And Parkhouse’s reply, “I thought ‘Verizon’ was Verizon,” And bang! There lies the problem.
Corporate enterprises want control over the brand while reducing ongoing costs. For “easy” sales, such as burgers or coffee, you have better control, a clearer store model, locked-in products and recipes, and other basic level franchise control models. However, telco transactions are more complex, with high costs, expensive device inventory, and ongoing recurring service plan costs for network usage – making the franchise model convoluted.
In the case of Ms. Parkhouse and Verizon, the quest to reduce old and obsolete inventory and making the store leaner and lower cost, led to misleading sales practices. Other than your burgers going out of date, the same problem isn’t a risk to the McDonald’s franchise.
So, what are the common franchise mistakes that telcos make? Here are the top six that I see worldwide:
1. Incorrect Estate Mix: Too many owned stores can leave a company bloated, but too many franchises can be worse if the culture doesn’t support it and the model isn’t fully tested. This scenario creates poor customer experiences and a fragmented brand perception. The focus should be on perfecting the model, then growing it.
2. Unclear Value Chain: It should be clear who should make money when – and for what. The compensation model should be established to ensure the right behaviours are rewarded. Sell profitable tariffs and high-margin accessories, and you will win. Sell high-price, low-margin devices on low-end tariffs, and you will lose.
3. Lack of Clear Rules & Guidelines: What can I sell and what can’t I sell? Letting partners sell high-margin category items, like accessories, is often a good way to allow them to make money. This is what dealers and franchises thrive on. Denying them the opportunity to make money means they will make cuts in other areas – and you don’t want to know what that will do.

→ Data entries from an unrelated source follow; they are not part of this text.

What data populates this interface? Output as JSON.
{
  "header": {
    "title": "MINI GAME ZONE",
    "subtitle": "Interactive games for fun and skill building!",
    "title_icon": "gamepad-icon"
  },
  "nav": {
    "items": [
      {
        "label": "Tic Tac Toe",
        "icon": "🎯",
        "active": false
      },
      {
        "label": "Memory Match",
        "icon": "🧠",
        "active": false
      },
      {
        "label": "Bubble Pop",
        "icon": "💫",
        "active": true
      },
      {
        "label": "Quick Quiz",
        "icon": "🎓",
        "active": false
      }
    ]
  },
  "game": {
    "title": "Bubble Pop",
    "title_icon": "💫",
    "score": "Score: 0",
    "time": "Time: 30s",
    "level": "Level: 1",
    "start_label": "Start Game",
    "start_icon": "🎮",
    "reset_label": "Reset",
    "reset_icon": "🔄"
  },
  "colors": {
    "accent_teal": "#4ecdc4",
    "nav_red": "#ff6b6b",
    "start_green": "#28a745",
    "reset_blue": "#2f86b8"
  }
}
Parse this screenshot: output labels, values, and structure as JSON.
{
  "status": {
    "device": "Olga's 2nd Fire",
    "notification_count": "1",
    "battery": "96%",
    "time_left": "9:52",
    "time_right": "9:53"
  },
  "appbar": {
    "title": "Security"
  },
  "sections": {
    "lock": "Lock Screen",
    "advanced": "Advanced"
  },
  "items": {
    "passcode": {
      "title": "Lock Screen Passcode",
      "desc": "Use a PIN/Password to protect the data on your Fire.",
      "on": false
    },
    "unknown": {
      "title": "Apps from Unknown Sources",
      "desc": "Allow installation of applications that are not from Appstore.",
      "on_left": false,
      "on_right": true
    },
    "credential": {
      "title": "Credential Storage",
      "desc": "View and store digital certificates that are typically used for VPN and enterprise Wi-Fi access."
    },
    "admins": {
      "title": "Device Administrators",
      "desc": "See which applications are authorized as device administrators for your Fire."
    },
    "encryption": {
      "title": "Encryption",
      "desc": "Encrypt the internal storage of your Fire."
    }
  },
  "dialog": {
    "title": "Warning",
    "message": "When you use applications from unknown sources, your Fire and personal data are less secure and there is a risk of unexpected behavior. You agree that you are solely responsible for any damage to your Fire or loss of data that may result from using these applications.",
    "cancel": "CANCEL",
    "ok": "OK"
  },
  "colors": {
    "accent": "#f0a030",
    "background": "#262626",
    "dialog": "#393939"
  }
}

4. Device & Handset Range – Who Owns the Inventory?: If there are certain devices that must be sold, then stocking the right inventory is critical. Yet, for a small business owner, carrying $100,000 of tied-up working capital in one store may be impossible. There needs to be clear rules regarding who needs to stock what, and who owns the cost of the inventory. Considering the complexity of franchisee reward for omni- channel and digital sales, this is NOT an easy task – but there are various ways of doing this.
5. Standards and Branding – What is expected?: You can’t understand what you don’t measure. So, the parent must have solid controls in place and really support the partners. Despite the importance, brand standards often fail.
6. Staffing & Training – How Many, and How Good?: Business owners will look to increase profits by dismissing staff. This can hurt a brand and lead to a poor customer experience. Mandating certain training modules and measuring the retained knowledge is a better approach.
I work with many telcos and businesses in this area, and it is one of the biggest pain points out there. Right now, I have clients in North America, the Caribbean and the Middle East who are all struggling to make sense of this conundrum.
Globally, certain operators are taking their first steps into this space. Vodafone UK has shared the success of their “Partner Agent” program, which is seeing them franchise a percentage of their stores throughout the U.K.
The challenge with these programs is not getting started – it’s designing and re-designing the commercial relationship for the long term. The last thing a company needs is to end up with a population of disillusioned, broke franchises that are tarnishing their brand, splintering customer experience, and dragging their sales ability down a slippery slope.
If you’re ready to learn how to design and operate the best possible partner/franchise/dealer program for your market, let’s chat! Connect with me on LinkedIn.
Through Maplewave’s Amplifier Consulting Services, we can explore, guide, design, teach, and coach your team to enhance the overall performance of your business.